*** Opening The data ***

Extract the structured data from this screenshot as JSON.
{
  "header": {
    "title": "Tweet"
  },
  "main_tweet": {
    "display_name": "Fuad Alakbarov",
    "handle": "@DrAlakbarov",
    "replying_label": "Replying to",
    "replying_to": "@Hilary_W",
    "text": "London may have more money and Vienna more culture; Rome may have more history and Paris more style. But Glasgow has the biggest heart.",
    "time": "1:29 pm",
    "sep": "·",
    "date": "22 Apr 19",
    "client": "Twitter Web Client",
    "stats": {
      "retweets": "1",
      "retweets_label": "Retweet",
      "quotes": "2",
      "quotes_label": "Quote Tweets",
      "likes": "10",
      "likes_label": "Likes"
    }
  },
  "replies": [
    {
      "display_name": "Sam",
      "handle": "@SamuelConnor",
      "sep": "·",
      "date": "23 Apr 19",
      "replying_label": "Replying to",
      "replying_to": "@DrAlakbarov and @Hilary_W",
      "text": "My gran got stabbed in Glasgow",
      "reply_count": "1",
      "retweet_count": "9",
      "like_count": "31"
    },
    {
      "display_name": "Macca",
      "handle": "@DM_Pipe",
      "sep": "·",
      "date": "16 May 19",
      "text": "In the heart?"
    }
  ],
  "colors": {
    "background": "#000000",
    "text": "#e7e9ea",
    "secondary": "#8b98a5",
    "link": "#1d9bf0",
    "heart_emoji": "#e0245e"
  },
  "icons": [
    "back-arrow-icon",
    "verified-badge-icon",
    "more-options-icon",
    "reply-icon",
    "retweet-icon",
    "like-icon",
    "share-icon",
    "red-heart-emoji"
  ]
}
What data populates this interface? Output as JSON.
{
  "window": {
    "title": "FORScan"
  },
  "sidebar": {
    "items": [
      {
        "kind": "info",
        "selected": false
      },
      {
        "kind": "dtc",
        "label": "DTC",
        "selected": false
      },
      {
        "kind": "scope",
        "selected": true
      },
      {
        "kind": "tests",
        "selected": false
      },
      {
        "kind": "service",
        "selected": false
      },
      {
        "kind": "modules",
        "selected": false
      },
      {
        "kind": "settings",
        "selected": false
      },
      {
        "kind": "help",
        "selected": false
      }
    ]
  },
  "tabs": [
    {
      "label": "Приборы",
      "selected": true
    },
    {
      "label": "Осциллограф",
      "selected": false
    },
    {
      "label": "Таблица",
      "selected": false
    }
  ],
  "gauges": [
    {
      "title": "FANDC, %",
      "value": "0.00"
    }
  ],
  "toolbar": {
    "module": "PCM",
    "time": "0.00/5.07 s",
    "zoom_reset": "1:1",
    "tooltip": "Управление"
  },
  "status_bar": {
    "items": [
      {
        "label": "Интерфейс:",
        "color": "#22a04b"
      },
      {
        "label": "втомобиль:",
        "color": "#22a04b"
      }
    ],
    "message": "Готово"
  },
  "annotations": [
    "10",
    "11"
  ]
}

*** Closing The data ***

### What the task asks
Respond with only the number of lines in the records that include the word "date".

### Solution to the problem
3